Entries supplied:
====

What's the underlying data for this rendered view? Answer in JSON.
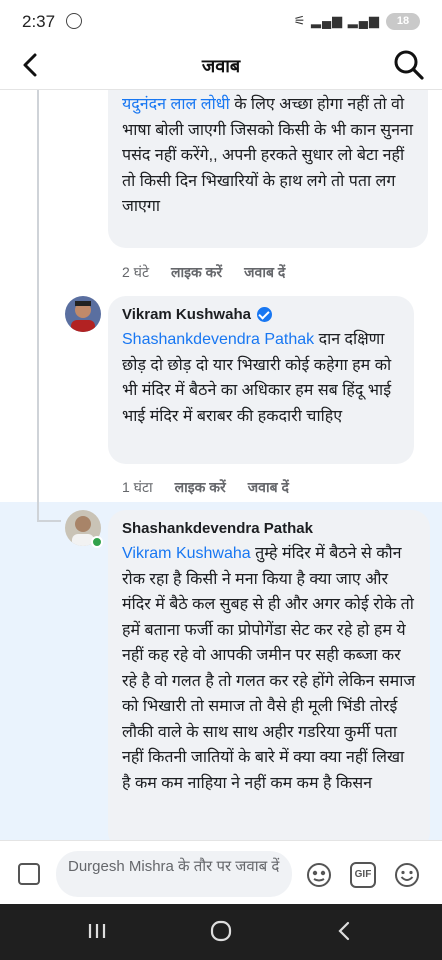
{
  "status_bar": {
    "time": "2:37",
    "battery": "18"
  },
  "header": {
    "title": "जवाब"
  },
  "comments": [
    {
      "text_mention": "यदुनंदन लाल लोधी",
      "text": " के लिए अच्छा होगा नहीं तो वो भाषा बोली जाएगी जिसको किसी के भी कान सुनना पसंद नहीं करेंगे,, अपनी हरकते सुधार लो बेटा नहीं तो किसी दिन भिखारियों के हाथ लगे तो पता लग जाएगा",
      "time": "2 घंटे",
      "like": "लाइक करें",
      "reply": "जवाब दें"
    },
    {
      "author": "Vikram Kushwaha",
      "verified": true,
      "text_mention": "Shashankdevendra Pathak",
      "text": " दान दक्षिणा छोड़ दो छोड़ दो यार भिखारी कोई कहेगा हम को भी मंदिर में बैठने का अधिकार  हम सब हिंदू भाई भाई मंदिर में बराबर की हकदारी चाहिए",
      "time": "1 घंटा",
      "like": "लाइक करें",
      "reply": "जवाब दें"
    },
    {
      "author": "Shashankdevendra Pathak",
      "text_mention": "Vikram Kushwaha",
      "text": " तुम्हे मंदिर में बैठने से कौन रोक रहा है किसी ने मना किया है क्या जाए और मंदिर में बैठे कल सुबह से ही और अगर कोई रोके तो हमें बताना फर्जी का प्रोपोगेंडा सेट कर रहे हो हम ये नहीं कह रहे वो आपकी जमीन पर सही कब्जा कर रहे है वो गलत है तो गलत कर रहे होंगे लेकिन समाज को भिखारी तो समाज तो वैसे ही मूली भिंडी तोरई लौकी वाले के साथ साथ अहीर गडरिया कुर्मी पता नहीं कितनी जातियों के बारे में क्या क्या नहीं लिखा है कम कम नाहिया ने नहीं कम कम है किसन"
    }
  ],
  "composer": {
    "placeholder": "Durgesh Mishra के तौर पर जवाब दें",
    "gif": "GIF"
  },
  "colors": {
    "link": "#1877f2",
    "highlight": "#eaf3fd",
    "bubble": "#f0f2f5"
  }
}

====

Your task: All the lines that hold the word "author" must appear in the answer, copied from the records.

Expected answer:
      "author": "Vikram Kushwaha",
      "author": "Shashankdevendra Pathak",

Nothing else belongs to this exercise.